- _What you need to do_
Scan the entries below and extract each line with the word "image" in it.

[Data about app and page elements]
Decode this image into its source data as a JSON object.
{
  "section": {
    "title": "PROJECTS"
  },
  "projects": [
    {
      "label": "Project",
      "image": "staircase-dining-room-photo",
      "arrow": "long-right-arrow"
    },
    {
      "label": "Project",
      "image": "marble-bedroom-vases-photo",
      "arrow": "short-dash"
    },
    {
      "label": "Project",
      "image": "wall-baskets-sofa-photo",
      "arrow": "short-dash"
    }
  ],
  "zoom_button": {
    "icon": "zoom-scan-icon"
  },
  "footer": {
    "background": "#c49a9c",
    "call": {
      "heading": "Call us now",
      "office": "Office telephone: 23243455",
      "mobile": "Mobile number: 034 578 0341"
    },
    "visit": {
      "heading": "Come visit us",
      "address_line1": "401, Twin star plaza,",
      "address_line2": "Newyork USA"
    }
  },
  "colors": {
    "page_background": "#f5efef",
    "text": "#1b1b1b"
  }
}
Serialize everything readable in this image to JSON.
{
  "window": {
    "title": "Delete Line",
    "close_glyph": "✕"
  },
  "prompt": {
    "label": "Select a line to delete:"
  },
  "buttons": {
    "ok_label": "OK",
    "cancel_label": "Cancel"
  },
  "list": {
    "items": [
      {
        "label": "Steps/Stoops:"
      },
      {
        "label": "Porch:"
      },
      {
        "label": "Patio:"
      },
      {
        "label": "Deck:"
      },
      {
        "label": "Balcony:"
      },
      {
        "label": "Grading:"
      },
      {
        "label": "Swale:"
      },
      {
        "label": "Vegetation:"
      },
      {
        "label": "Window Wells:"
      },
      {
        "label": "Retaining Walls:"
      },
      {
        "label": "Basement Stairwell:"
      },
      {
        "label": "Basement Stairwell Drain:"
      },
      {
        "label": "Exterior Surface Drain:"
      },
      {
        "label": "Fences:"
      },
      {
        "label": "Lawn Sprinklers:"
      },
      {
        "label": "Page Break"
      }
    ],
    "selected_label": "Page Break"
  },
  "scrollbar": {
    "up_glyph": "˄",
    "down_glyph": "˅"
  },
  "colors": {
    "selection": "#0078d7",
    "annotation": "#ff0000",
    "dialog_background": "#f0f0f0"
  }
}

- _Written solution_
Decode this image into its source data as a JSON object.
      "image": "staircase-dining-room-photo",
      "image": "marble-bedroom-vases-photo",
      "image": "wall-baskets-sofa-photo",
Serialize everything readable in this image to JSON.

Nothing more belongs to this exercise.